The Arab Spring was inevitable. The only way to keep power in this region from now on will be to share it. The process will take time. It won’t be linear and it will undergo many seasons. But it is irreversible.
At this process, the place of Turkey is with the peoples of the region. Turkey will stand side by side with the peoples, their legitimate aspirations and work tirelessly for the realization of these aspirations in a stable and peaceful fashion.
We believe that Turkey and Africa share a similar vision and similar approach for the future. We regard the African Union as a major actor in the 21st century and desire to see a stronger African influence in world affairs. I would like to stress that Turkey is also desirous of harmonizing our policies on crucial matters of interest to both Turkey and Africa. A case in point was the Libya crisis. We had an intense dialogue and coordination with the African Union, Mr. Jean Ping, Chairperson of the Commission of the African Union and our African partners on this issue.
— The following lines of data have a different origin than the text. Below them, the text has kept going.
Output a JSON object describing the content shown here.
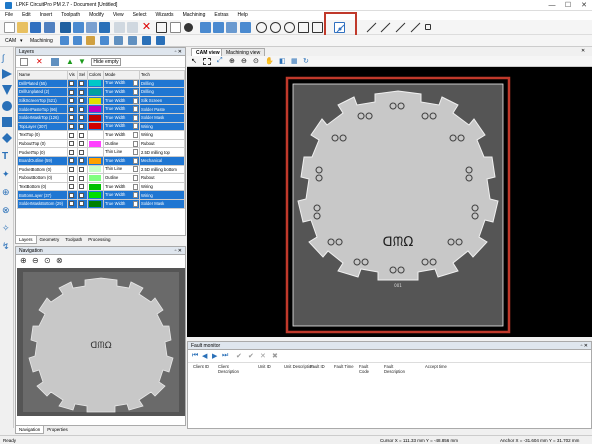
{
  "window": {
    "title": "LPKF CircuitPro PM 2.7 - Document [Untitled]",
    "minimize": "—",
    "maximize": "☐",
    "close": "✕"
  },
  "menu": [
    "File",
    "Edit",
    "Insert",
    "Toolpath",
    "Modify",
    "View",
    "Select",
    "Wizards",
    "Machining",
    "Extras",
    "Help"
  ],
  "toolbar2": {
    "cam_label": "CAM",
    "machining_label": "Machining"
  },
  "layers_panel": {
    "title": "Layers",
    "hide_empty": "Hide empty",
    "columns": [
      "Name",
      "Vis",
      "Sel",
      "Colors",
      "Mode",
      "Tech"
    ],
    "rows": [
      {
        "name": "DrillPlated (55)",
        "selected": true,
        "color": "#00c8c8",
        "mode": "True Width",
        "tech": "Drilling"
      },
      {
        "name": "DrillUnplated (2)",
        "selected": true,
        "color": "#00a0a0",
        "mode": "True Width",
        "tech": "Drilling"
      },
      {
        "name": "SilkScreenTop (521)",
        "selected": true,
        "color": "#e0e000",
        "mode": "True Width",
        "tech": "Silk Screen"
      },
      {
        "name": "SolderPasteTop (96)",
        "selected": true,
        "color": "#c000c0",
        "mode": "True Width",
        "tech": "Solder Paste"
      },
      {
        "name": "SolderMaskTop (126)",
        "selected": true,
        "color": "#c00000",
        "mode": "True Width",
        "tech": "Solder Mask"
      },
      {
        "name": "TopLayer (307)",
        "selected": true,
        "color": "#d00000",
        "mode": "True Width",
        "tech": "Wiring"
      },
      {
        "name": "TextTop (0)",
        "selected": false,
        "color": "#ffffff",
        "mode": "True Width",
        "tech": "Wiring"
      },
      {
        "name": "RuboutTop (0)",
        "selected": false,
        "color": "#ff40ff",
        "mode": "Outline",
        "tech": "Rubout"
      },
      {
        "name": "PocketTop (0)",
        "selected": false,
        "color": "#ffffff",
        "mode": "Thin Line",
        "tech": "2.5D milling top"
      },
      {
        "name": "BoardOutline (59)",
        "selected": true,
        "color": "#ffa000",
        "mode": "True Width",
        "tech": "Mechanical"
      },
      {
        "name": "PocketBottom (0)",
        "selected": false,
        "color": "#c8ffc8",
        "mode": "Thin Line",
        "tech": "2.5D milling bottom"
      },
      {
        "name": "RuboutBottom (0)",
        "selected": false,
        "color": "#80ff80",
        "mode": "Outline",
        "tech": "Rubout"
      },
      {
        "name": "TextBottom (0)",
        "selected": false,
        "color": "#00c000",
        "mode": "True Width",
        "tech": "Wiring"
      },
      {
        "name": "BottomLayer (37)",
        "selected": true,
        "color": "#00e000",
        "mode": "True Width",
        "tech": "Wiring"
      },
      {
        "name": "SolderMaskBottom (29)",
        "selected": true,
        "color": "#008000",
        "mode": "True Width",
        "tech": "Solder Mask"
      }
    ]
  },
  "left_tabs": [
    "Layers",
    "Geometry",
    "Toolpath",
    "Processing"
  ],
  "navigation_panel": {
    "title": "Navigation",
    "board_text": "ᗡᙏΩ"
  },
  "nav_tabs": [
    "Navigation",
    "Properties"
  ],
  "cam_tabs": [
    "CAM view",
    "Machining view"
  ],
  "cam_view": {
    "board_text": "ᗡᙏΩ",
    "small_label": "001"
  },
  "fault_monitor": {
    "title": "Fault monitor",
    "columns": [
      "Client ID",
      "Client Description",
      "Unit ID",
      "Unit Description",
      "Fault ID",
      "Fault Time",
      "Fault Code",
      "Fault Description",
      "Accept time"
    ]
  },
  "status": {
    "ready": "Ready",
    "cursor": "Cursor X =   111.33 mm    Y =  -48.856 mm",
    "anchor": "Anchor X =  -31.604 mm    Y =  31.702 mm"
  },
  "colors": {
    "selection_blue": "#1f76d2",
    "highlight_red": "#c0392b",
    "board_gray": "#c8c8c8"
  }
}
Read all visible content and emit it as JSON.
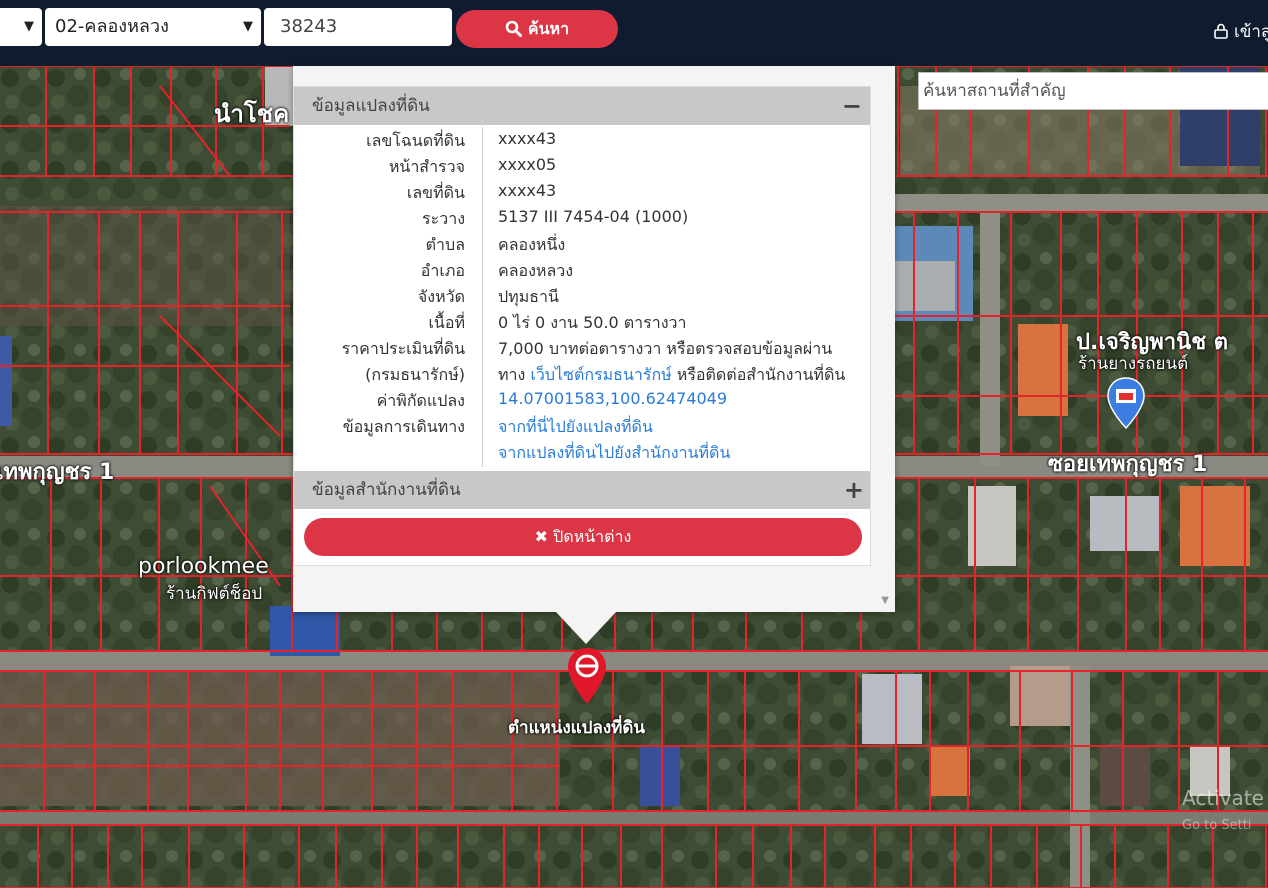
{
  "topbar": {
    "district_select": "02-คลองหลวง",
    "parcel_input": "38243",
    "search_button": "ค้นหา",
    "login": "เข้าสู่"
  },
  "map": {
    "place_search_placeholder": "ค้นหาสถานที่สำคัญ",
    "labels": {
      "shop1": "นำโชค",
      "street_left": "เทพกุญชร 1",
      "street_right": "ซอยเทพกุญชร 1",
      "porlook": "porlookmee",
      "porlook_sub": "ร้านกิฟต์ช็อป",
      "shop_right": "ป.เจริญพานิช ต",
      "shop_right_sub": "ร้านยางรถยนต์"
    },
    "pin_label": "ตำแหน่งแปลงที่ดิน",
    "watermark": "Activate",
    "watermark_sub": "Go to Setti"
  },
  "popup": {
    "section_title": "ข้อมูลแปลงที่ดิน",
    "collapse_icon": "minus-icon",
    "rows": [
      {
        "key": "เลขโฉนดที่ดิน",
        "value": "xxxx43"
      },
      {
        "key": "หน้าสำรวจ",
        "value": "xxxx05"
      },
      {
        "key": "เลขที่ดิน",
        "value": "xxxx43"
      },
      {
        "key": "ระวาง",
        "value": "5137 III 7454-04 (1000)"
      },
      {
        "key": "ตำบล",
        "value": "คลองหนึ่ง"
      },
      {
        "key": "อำเภอ",
        "value": "คลองหลวง"
      },
      {
        "key": "จังหวัด",
        "value": "ปทุมธานี"
      },
      {
        "key": "เนื้อที่",
        "value": "0 ไร่ 0 งาน 50.0 ตารางวา"
      },
      {
        "key": "ราคาประเมินที่ดิน",
        "value": "7,000 บาทต่อตารางวา หรือตรวจสอบข้อมูลผ่าน"
      },
      {
        "key": "(กรมธนารักษ์)",
        "value_pre": "ทาง ",
        "value_link": "เว็บไซต์กรมธนารักษ์",
        "value_post": " หรือติดต่อสำนักงานที่ดิน"
      },
      {
        "key": "ค่าพิกัดแปลง",
        "link": "14.07001583,100.62474049"
      },
      {
        "key": "ข้อมูลการเดินทาง",
        "link": "จากที่นี่ไปยังแปลงที่ดิน"
      },
      {
        "key": "",
        "link": "จากแปลงที่ดินไปยังสำนักงานที่ดิน"
      }
    ],
    "office_title": "ข้อมูลสำนักงานที่ดิน",
    "expand_icon": "plus-icon",
    "close_button": "ปิดหน้าต่าง"
  }
}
This is our region and we should work together to produce our own solutions.
At this point, I would like to take this opportunity to congratulate Libya for its successful transition to democracy and stability. I am glad to announce that President Mustafa Abdulcelil will join us today and be our guest at dinner.
The past three years have also seen many instances of our common efforts for common purposes to this end. In Somalia, Darfur or North Africa, Turkey has, on the one hand activated its own national resources and on the other tried to awaken the world’s attention to ongoing problems and to remind them of their responsibilities.
Our cooperation and dialogue on international fora has also been exemplary. Allow me to thank you all African nations who supported our candidacy in international organizations including the UN and UN Security Council . During our candidacy for the UN Security Council, Turkey was the voice of African concerns, views and positions on many issues. We will continue in this way if we are re-elected to the Security Council for the term 2015-2016.
I would like to also express my appreciation for and thank the African Union and African Organizations. They are the embodiment and driving force for all- African efforts. We regard them as vitally instrumental to coordinate and channel our synergies. Therefore we are determined to enhance our cooperation and coordination with them.
Ladies and Gentlemen
What we have achieved until now in Africa-Turkey strategic partnership is considerable, but not at all satisfactory. As emerging powers in the world, we have to do a tremendous amount of diligent work to realize an equally tremendous amount of potential that our nations and peoples posses in every field. We have to talk, organize visits, negotiate and enact agreements, coordinate with and assist each other.
Turkey is ready, with its state institutions, representatives, organizations, people, economic and social potential to embrace and cooperate with its African partners. In this way we believe we can prepare a common future for the prosperity of our nations.
I welcome you once again in İstanbul, which is not only ours, but also your city and I thank you all for your valuable presence.
Thank you for your attention.